Write down nothing except how many lines in the entries contain "unit".

---

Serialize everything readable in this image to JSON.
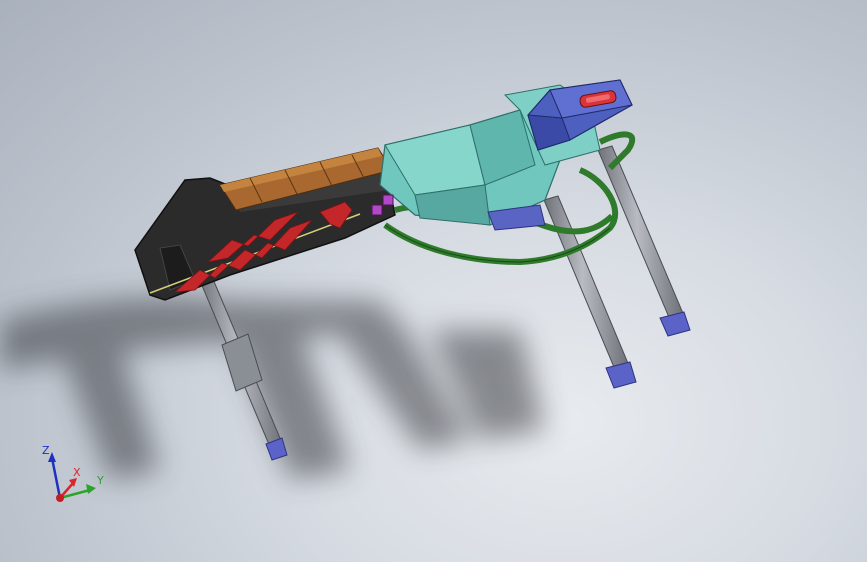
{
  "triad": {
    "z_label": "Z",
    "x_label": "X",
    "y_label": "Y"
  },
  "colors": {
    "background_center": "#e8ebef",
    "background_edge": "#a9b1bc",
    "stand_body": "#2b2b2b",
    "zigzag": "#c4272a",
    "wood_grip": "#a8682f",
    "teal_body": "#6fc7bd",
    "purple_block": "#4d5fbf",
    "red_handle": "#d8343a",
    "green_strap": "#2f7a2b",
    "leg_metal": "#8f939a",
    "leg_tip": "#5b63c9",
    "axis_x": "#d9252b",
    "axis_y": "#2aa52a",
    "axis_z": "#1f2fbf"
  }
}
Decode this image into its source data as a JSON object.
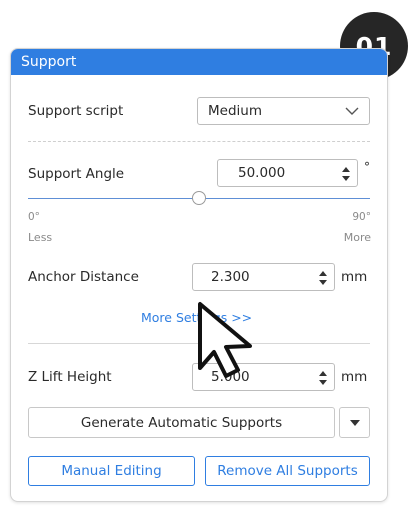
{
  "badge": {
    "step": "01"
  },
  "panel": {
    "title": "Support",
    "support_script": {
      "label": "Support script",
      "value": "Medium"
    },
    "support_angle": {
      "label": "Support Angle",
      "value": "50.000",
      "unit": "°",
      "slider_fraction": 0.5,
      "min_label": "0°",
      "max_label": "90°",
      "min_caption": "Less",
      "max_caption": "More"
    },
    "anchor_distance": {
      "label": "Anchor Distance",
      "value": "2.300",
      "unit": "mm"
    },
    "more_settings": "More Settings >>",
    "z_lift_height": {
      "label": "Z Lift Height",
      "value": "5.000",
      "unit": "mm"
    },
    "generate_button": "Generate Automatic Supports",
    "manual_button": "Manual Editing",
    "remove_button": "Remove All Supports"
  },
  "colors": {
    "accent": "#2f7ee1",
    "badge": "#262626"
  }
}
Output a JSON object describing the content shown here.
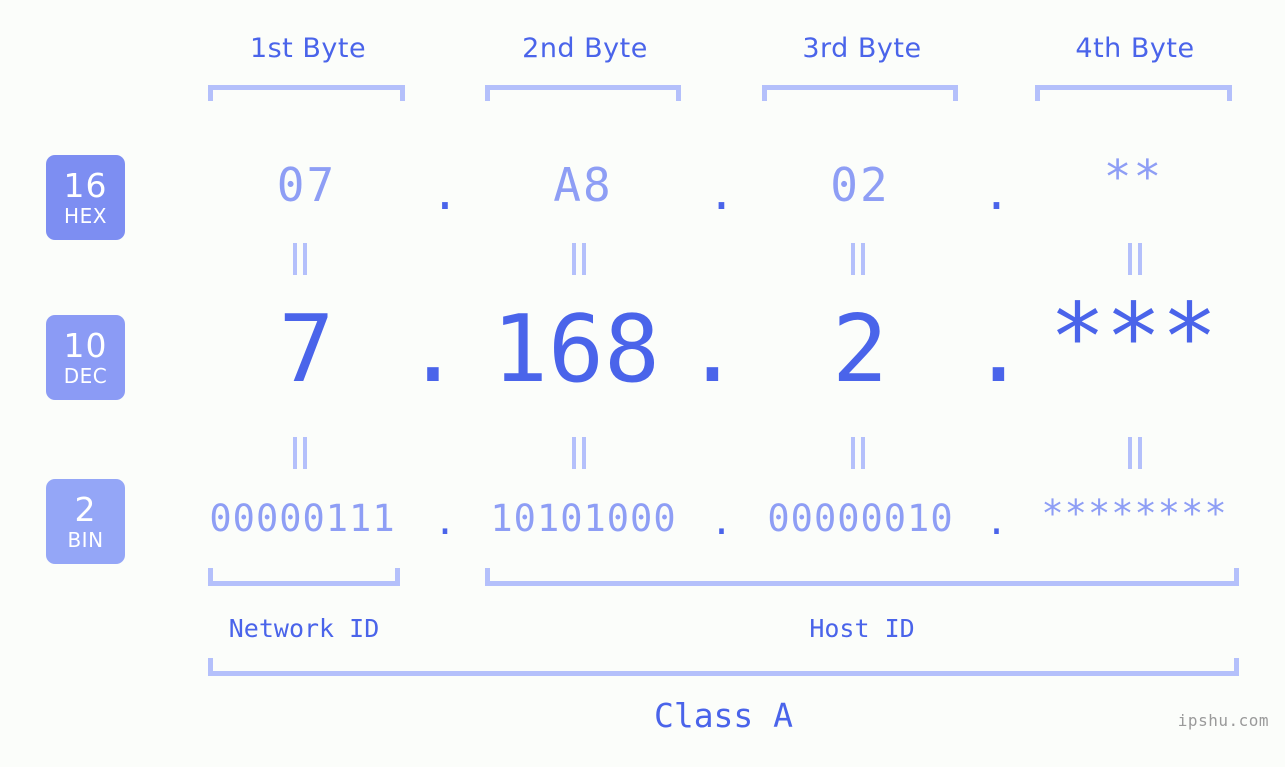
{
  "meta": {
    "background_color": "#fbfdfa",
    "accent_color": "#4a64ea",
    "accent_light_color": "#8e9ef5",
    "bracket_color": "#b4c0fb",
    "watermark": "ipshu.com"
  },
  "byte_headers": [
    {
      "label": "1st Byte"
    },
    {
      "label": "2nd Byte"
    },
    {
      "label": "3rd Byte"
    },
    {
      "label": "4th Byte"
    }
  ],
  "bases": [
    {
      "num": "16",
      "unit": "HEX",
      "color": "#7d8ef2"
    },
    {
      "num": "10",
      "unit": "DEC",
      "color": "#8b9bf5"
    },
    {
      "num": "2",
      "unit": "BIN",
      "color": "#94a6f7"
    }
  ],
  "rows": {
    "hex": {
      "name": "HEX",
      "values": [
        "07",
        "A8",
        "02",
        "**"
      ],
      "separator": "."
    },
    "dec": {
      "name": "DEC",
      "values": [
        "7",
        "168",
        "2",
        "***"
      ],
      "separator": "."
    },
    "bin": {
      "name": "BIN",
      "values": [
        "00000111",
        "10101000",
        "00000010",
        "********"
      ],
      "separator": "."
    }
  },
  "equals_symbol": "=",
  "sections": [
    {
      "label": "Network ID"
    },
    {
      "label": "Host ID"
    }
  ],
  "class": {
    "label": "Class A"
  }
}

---

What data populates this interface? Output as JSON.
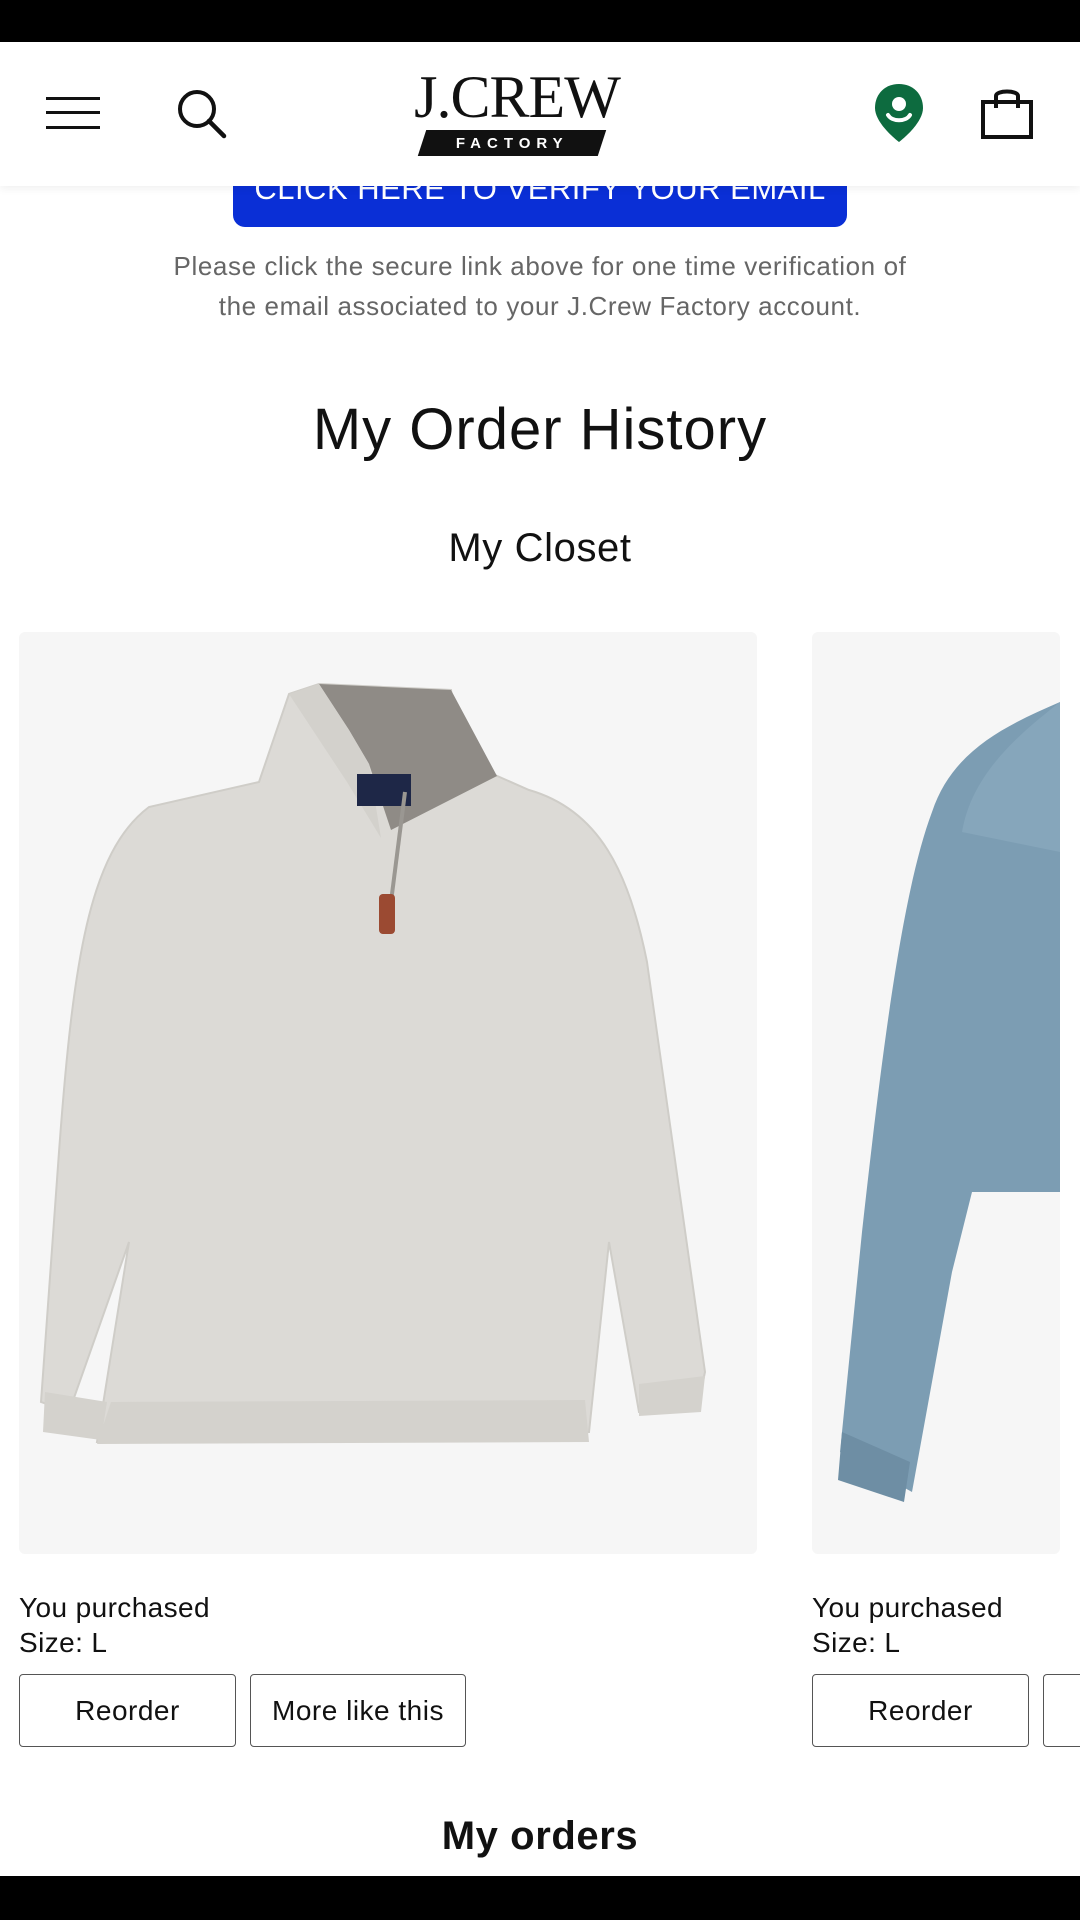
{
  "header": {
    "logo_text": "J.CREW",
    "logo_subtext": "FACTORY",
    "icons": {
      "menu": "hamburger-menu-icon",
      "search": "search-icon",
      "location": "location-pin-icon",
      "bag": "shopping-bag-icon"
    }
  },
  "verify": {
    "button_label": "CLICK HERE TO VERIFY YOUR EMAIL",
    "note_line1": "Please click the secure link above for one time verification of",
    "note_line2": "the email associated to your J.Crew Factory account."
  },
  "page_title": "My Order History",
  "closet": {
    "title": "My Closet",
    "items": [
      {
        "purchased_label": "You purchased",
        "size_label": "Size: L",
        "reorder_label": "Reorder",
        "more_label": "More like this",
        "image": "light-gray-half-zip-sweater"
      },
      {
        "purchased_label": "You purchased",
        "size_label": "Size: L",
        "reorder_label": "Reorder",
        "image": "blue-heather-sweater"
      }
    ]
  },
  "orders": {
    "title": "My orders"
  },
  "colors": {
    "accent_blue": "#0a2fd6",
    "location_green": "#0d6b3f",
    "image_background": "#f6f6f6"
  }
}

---

• ANSWER SPACE: 6